Rates continued their downward descent Tuesday evening as stocks, in particular the S&P 500 and DOW, also fell. The 30-year fixed rate mortgage dropped 6 basis points to 3.13% while the 15-year fixed rate mortgage dropped 7 basis points to 2.55%.
Housing seems more unaffordable than ever, especially when you see statistics like this from ATTOM Data Solutions: “home-price appreciation is outpacing annualized wage growth in 72 percent of the U.S. counties.” However, this assumes a couple things, including a 28% maximum suggested DTI (total cost of housing per month divided by monthly income). While a 28% DTI is considered “affordable,” lenders responsibly allow for DTIs up to 40%. This explains why average DTIs for first-time and repeat buyers in 2019 through Q1 2021 were 37% and 36% respectively. Furthermore, the average person can still buy a home in the majority of markets with less than 28% of their wages. Additionally, while inventory scarcity is the main culprit for rising home prices, this too is slowly improving. Currently, inventory is 17.3% above the low from April. Accordingly, housing price appreciation is expected to calm down by next year, hitting around 3.4% by May 2022. Though things could still be better, they are far from being dire.
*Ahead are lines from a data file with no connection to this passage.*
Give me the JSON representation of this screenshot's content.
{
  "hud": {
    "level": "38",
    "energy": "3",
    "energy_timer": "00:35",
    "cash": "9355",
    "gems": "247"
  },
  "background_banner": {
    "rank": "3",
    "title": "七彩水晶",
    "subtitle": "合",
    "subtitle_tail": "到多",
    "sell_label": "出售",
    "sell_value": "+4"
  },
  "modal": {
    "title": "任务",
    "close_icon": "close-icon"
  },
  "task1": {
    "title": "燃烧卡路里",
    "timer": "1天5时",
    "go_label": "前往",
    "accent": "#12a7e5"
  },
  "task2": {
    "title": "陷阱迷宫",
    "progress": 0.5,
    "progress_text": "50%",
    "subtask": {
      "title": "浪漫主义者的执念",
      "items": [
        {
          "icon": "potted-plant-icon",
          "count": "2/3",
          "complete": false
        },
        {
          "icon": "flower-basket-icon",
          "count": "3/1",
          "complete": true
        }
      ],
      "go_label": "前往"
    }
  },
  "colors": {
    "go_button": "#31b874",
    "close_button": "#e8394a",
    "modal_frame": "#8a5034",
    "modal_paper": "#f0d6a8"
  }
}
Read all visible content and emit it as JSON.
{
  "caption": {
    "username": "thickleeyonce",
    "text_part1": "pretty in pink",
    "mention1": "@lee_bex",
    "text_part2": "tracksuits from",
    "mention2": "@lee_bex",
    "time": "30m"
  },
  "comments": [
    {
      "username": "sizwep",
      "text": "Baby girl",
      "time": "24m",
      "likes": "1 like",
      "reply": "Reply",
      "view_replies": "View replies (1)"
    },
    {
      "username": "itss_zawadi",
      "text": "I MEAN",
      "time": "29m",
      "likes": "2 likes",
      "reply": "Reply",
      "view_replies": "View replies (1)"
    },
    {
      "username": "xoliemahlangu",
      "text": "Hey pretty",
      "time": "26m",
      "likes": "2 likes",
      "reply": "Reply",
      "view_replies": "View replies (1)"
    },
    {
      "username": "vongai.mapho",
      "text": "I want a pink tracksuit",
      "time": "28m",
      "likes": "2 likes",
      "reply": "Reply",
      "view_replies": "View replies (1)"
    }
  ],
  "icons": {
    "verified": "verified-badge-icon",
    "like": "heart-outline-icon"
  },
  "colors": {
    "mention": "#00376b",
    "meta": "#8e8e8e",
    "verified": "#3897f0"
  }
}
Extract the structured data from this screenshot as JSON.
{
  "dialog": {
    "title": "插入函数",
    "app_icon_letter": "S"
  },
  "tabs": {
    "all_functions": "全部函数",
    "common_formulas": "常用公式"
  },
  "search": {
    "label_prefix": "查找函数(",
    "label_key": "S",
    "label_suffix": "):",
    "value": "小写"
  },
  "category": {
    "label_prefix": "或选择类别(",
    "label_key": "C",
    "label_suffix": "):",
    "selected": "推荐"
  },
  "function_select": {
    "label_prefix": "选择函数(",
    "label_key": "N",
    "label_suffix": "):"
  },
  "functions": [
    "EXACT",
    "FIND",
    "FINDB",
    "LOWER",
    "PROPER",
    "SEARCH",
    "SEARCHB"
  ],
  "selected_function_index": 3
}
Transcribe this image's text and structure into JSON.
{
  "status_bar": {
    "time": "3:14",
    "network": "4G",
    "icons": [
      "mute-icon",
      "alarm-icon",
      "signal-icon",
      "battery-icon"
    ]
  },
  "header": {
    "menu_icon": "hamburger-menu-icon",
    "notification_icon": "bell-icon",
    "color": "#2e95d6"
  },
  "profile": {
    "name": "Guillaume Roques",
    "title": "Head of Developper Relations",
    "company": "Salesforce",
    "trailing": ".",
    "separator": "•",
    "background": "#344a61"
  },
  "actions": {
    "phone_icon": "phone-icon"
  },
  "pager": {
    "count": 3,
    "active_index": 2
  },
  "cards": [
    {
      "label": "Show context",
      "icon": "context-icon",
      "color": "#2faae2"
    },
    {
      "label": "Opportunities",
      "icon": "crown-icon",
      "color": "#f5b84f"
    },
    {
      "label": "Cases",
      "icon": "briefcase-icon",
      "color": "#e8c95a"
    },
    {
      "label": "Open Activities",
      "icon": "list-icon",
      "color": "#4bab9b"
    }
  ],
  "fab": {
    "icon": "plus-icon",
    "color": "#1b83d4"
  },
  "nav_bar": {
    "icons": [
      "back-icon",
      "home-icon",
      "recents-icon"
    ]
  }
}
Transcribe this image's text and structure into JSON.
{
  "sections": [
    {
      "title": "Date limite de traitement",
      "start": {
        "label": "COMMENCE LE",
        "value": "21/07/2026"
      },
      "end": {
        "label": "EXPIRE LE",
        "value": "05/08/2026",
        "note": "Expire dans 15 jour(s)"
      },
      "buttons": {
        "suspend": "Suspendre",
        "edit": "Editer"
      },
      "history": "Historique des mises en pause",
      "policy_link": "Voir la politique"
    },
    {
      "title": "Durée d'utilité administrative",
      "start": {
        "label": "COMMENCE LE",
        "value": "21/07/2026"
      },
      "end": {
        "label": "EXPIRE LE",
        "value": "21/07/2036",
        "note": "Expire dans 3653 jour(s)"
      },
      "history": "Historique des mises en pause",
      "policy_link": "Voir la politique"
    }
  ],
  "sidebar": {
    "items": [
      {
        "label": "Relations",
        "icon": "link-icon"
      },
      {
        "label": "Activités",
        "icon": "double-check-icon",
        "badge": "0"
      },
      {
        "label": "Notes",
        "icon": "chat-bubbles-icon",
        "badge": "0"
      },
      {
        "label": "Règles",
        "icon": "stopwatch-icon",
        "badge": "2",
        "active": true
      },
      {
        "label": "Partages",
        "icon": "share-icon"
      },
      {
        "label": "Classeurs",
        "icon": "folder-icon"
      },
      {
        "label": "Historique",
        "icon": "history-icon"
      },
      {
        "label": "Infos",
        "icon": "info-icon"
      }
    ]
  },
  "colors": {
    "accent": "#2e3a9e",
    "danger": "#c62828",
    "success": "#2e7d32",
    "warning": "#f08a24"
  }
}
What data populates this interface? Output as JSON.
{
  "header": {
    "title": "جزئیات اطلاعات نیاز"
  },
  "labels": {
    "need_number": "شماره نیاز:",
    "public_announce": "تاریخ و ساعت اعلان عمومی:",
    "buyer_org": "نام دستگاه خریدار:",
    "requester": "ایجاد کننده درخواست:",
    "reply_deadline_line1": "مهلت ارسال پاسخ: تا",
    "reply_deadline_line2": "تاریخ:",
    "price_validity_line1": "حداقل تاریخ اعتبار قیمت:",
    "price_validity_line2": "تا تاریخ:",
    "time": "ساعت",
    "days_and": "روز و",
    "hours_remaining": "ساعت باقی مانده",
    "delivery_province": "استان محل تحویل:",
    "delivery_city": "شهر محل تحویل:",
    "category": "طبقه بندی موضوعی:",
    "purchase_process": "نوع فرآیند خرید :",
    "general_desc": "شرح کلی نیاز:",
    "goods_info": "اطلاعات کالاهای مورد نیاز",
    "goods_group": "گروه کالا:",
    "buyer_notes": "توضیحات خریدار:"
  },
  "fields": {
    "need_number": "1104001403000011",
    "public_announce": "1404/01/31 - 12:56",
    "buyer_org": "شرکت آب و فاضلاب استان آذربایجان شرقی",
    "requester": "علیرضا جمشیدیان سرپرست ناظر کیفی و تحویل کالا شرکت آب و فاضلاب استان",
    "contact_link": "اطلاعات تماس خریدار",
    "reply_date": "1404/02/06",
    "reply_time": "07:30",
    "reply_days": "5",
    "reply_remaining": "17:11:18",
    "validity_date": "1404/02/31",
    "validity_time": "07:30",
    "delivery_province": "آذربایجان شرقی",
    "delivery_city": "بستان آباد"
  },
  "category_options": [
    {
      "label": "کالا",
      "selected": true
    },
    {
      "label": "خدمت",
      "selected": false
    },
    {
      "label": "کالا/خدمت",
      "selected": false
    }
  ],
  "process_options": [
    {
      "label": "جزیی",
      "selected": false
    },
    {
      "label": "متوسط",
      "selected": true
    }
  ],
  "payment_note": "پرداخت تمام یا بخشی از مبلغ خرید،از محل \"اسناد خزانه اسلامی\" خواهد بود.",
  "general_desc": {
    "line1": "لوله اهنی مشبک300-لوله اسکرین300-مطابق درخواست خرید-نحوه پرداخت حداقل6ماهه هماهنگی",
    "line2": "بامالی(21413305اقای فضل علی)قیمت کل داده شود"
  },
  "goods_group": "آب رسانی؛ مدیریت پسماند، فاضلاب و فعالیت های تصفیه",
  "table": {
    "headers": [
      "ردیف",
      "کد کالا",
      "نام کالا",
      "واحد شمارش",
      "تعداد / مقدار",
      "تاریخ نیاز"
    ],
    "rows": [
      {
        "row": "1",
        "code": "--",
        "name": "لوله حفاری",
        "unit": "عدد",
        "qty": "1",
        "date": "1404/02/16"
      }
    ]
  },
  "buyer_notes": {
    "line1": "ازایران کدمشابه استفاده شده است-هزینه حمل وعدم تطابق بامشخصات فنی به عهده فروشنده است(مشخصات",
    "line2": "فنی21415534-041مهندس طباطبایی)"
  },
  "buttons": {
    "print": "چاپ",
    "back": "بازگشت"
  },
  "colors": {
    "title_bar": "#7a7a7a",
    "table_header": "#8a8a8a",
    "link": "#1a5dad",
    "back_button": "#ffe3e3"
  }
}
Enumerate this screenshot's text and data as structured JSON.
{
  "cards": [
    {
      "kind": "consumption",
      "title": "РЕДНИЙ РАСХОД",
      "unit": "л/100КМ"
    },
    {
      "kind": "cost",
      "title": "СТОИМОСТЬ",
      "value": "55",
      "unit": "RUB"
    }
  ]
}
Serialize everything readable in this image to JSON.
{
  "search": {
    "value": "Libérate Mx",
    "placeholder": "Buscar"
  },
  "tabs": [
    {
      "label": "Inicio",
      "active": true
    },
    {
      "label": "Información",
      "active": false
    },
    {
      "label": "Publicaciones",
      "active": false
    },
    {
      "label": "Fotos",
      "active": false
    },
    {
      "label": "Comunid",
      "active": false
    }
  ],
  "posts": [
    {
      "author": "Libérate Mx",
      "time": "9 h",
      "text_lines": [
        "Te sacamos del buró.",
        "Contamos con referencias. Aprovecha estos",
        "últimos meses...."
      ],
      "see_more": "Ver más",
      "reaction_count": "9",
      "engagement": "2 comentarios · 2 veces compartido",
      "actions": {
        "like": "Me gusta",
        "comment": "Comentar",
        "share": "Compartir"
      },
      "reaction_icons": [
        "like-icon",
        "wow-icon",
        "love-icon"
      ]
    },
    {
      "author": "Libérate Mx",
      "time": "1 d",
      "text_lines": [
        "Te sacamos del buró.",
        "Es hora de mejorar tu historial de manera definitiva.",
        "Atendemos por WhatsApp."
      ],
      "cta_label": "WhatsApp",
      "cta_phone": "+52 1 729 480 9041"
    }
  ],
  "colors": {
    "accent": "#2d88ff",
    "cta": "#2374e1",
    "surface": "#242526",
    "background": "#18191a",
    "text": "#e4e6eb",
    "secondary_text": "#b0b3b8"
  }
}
As such, housing remains an attainable and reasonable pursuit for many American families.